Condos offers residents the opportunity to embrace homeownership without having to pay for the unexpected like a new roof, windows or eavestroughs. Each development is different, but a portion of your condo fees go towards the Reserve Fund (a long term plan to pay for major items) that covers major exterior expenses.
Most condo buildings have secure entrances and surveillance cameras, and some even have security guards or doormen who keep an eye on the property. This is especially great for those who live alone.
The Disadvantages of Buying a Condo with condo fees
These monthly dues go toward community amenities, building maintenance, cleaning services for common areas, upkeep of laundry facilities, and more.
These rates vary depending on the size of the property and the expenses of the development. It’s worth noting that these condo fees can increase annually and rarely decrease.
Some things to consider with condo fees:
- The condo development may require a Special Assessment if major repairs are not accounted and budgeted for appropriately.
- Most associations have a reserve fund, a savings account that is used for future expenses or projects. If there isn’t enough in the reserve fund, payment for a major repair will be included in your fee.
- Your condo board (volunteer position made up of current owners) holds significant power to make decisions. If mismanaged, it can have serious consequences on your fees and resale value.
No Green Space
While no yard work is a positive of condo ownership, not having green space can be a disadvantage for some residents. Especially if you have kids who want to play outside or have a large dog that needs to go to the bathroom, you may have to walk a fair distance to find a playground or park.
Lack of Privacy
Unless you’re an end unit on the top floor, condos share walls above, below and beside others. You might hear your neighbors walking across their condo, or loud TVs or animals. If you are looking for peace and quiet, condo living may not be ideal.
The other thing to consider in a condo with condo fees is that the property may be subject to an easement. This is particularly common with townhome condos.
Most condos do accept pets. However, there can be limits on size, breed, and number of pets, which can be a major disadvantage for pet lovers. These restrictions could also make it difficult for resale down the road. You may also have to get rid of your pet if there are too many complaints from other residents. Make sure to read the Status Certificate!
Parking could be an issue
Since condos are typically located in more urban areas, parking is almost always an issue for you or your visitors. Know how many parking spaces you have. Know whether spaces are owned (on title) or exclusive (you don’t own it, but have exclusive rights to it). Also ask about parking for visitors: if you live in a condo with 100 units and there are only 3 visitor spaces, it’s likely going to be a challenge every time you have guests. Also: be sure you know whether your parking is outside or in a garage. This can be a dealbreaker for some people.
Specific Rules to Follow
There are sets of rules condo owners have to abide by. Some common rules:
- Not being able to put solar panels on your roof.
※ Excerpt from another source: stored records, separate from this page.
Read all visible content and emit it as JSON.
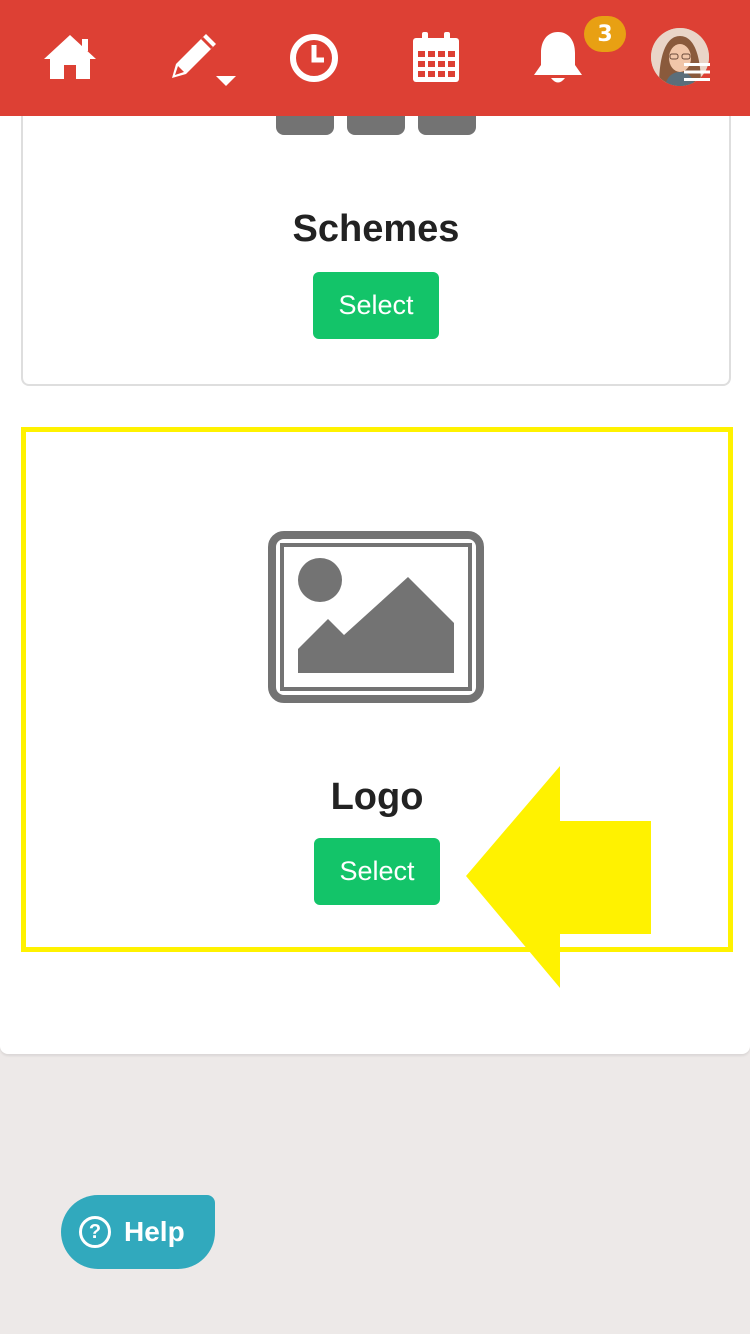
{
  "nav": {
    "icons": [
      "home-icon",
      "pencil-icon",
      "clock-icon",
      "calendar-icon",
      "bell-icon",
      "menu-icon"
    ],
    "notification_count": "3",
    "colors": {
      "bar": "#dd4034",
      "badge": "#e8a013"
    }
  },
  "cards": [
    {
      "title": "Schemes",
      "button_label": "Select"
    },
    {
      "title": "Logo",
      "button_label": "Select",
      "highlighted": true,
      "icon": "image-placeholder-icon"
    }
  ],
  "help": {
    "label": "Help",
    "icon_glyph": "?",
    "color": "#31a9bd"
  },
  "colors": {
    "select_button": "#13c469",
    "highlight": "#fff200",
    "icon_gray": "#737373"
  }
}
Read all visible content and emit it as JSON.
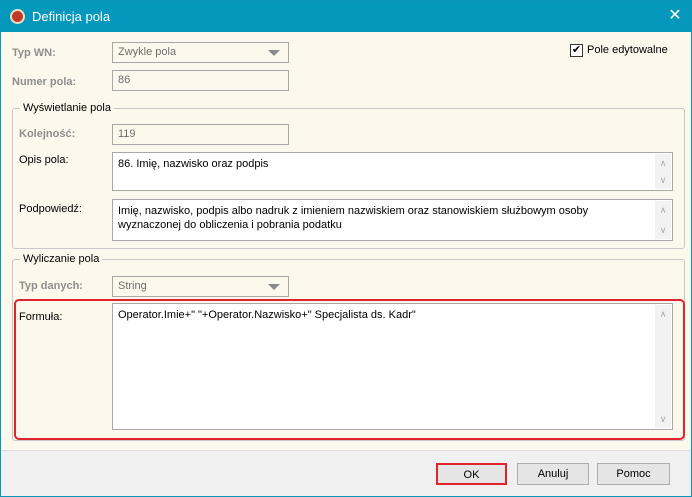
{
  "window": {
    "title": "Definicja pola",
    "close": "✕"
  },
  "typ_wn": {
    "label": "Typ WN:",
    "value": "Zwykle pola"
  },
  "numer_pola": {
    "label": "Numer pola:",
    "value": "86"
  },
  "pole_edytowalne": {
    "label": "Pole edytowalne",
    "checked": true,
    "mark": "✔"
  },
  "wyswietlanie": {
    "legend": "Wyświetlanie pola",
    "kolejnosc": {
      "label": "Kolejność:",
      "value": "119"
    },
    "opis": {
      "label": "Opis pola:",
      "value": "86. Imię, nazwisko oraz podpis"
    },
    "podpowiedz": {
      "label": "Podpowiedź:",
      "value": "Imię, nazwisko, podpis albo nadruk z imieniem nazwiskiem oraz stanowiskiem służbowym osoby wyznaczonej do obliczenia i pobrania podatku"
    }
  },
  "wyliczanie": {
    "legend": "Wyliczanie pola",
    "typ_danych": {
      "label": "Typ danych:",
      "value": "String"
    },
    "formula": {
      "label": "Formuła:",
      "value": "Operator.Imie+\" \"+Operator.Nazwisko+\" Specjalista ds. Kadr\""
    }
  },
  "buttons": {
    "ok": "OK",
    "cancel": "Anuluj",
    "help": "Pomoc"
  },
  "scroll": {
    "up": "∧",
    "down": "∨"
  }
}
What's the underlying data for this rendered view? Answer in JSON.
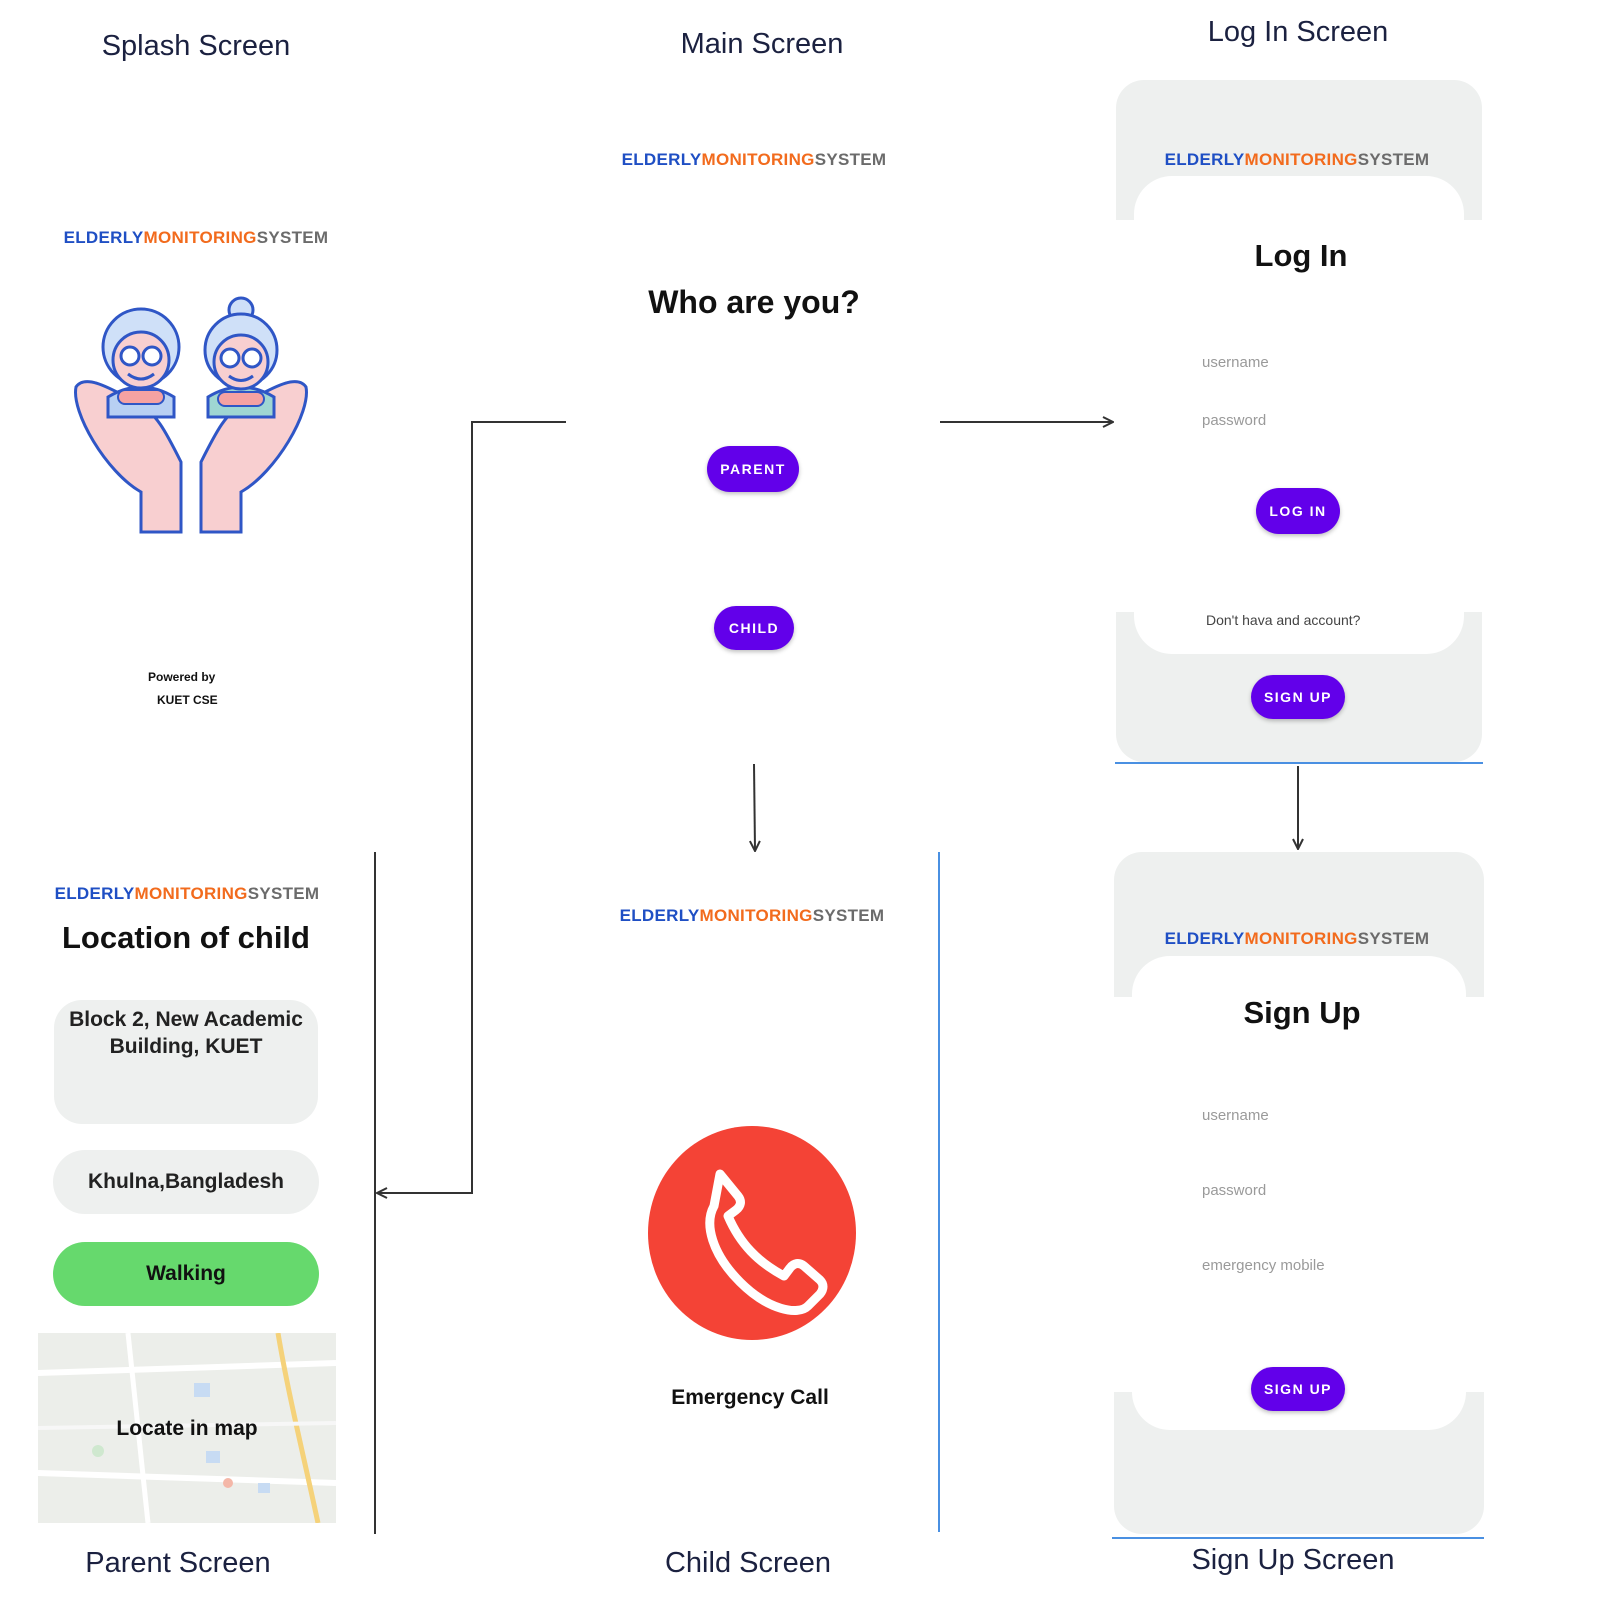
{
  "captions": {
    "splash": "Splash Screen",
    "main": "Main Screen",
    "login": "Log In Screen",
    "parent": "Parent Screen",
    "child": "Child Screen",
    "signup": "Sign Up Screen"
  },
  "brand": {
    "part1": "ELDERLY",
    "part2": "MONITORING",
    "part3": "SYSTEM"
  },
  "splash": {
    "powered_by": "Powered by",
    "org": "KUET CSE"
  },
  "main": {
    "question": "Who are you?",
    "parent_button": "PARENT",
    "child_button": "CHILD"
  },
  "login": {
    "title": "Log In",
    "username_placeholder": "username",
    "password_placeholder": "password",
    "login_button": "LOG IN",
    "no_account": "Don't hava and account?",
    "signup_button": "SIGN UP"
  },
  "signup": {
    "title": "Sign Up",
    "username_placeholder": "username",
    "password_placeholder": "password",
    "mobile_placeholder": "emergency mobile",
    "signup_button": "SIGN UP"
  },
  "parent": {
    "title": "Location of child",
    "address": "Block 2, New Academic Building, KUET",
    "city": "Khulna,Bangladesh",
    "activity": "Walking",
    "map_button": "Locate in map"
  },
  "child": {
    "emergency_label": "Emergency Call"
  },
  "colors": {
    "accent": "#6200ea",
    "brand_blue": "#1f4fc4",
    "brand_orange": "#f26b1d",
    "walking_green": "#66d96d",
    "emergency_red": "#f44336",
    "panel_grey": "#eef0ef"
  }
}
- Limited holiday decorations or window coverings you use
- Parking rules like no overnight parking on the street.
- Limits on community spaces, including specific access hours for pool or gym.
- Quiet hours enforced throughout the week and even on the weekends.
- Bans on smoking or drinking in community areas
Value Appreciates Slower Than Houses
While they may be cheaper to purchase, this goes hand in hand with slower appreciation. A 10% gain on a $200,000 condo is significantly less than a 10% gain on a $500,000 detached home. However, there are some exceptions like buying pre-construction, or having a more unique unit in the development (like a penthouse).
Lack of Storage Space
Not having a basement, garage, attic, or additional closets might be a downside for residents who need to store items. Some condos include small storage units assigned, which are included in the condo fees. Alternatively, some owners may purchase a storage locker that can be sold with the unit.
Condo ownership is not for everyone, but it provides a great option for some! If you’re considering buying a condo, get in touch with Beth and Ryan, Guelph Realtors.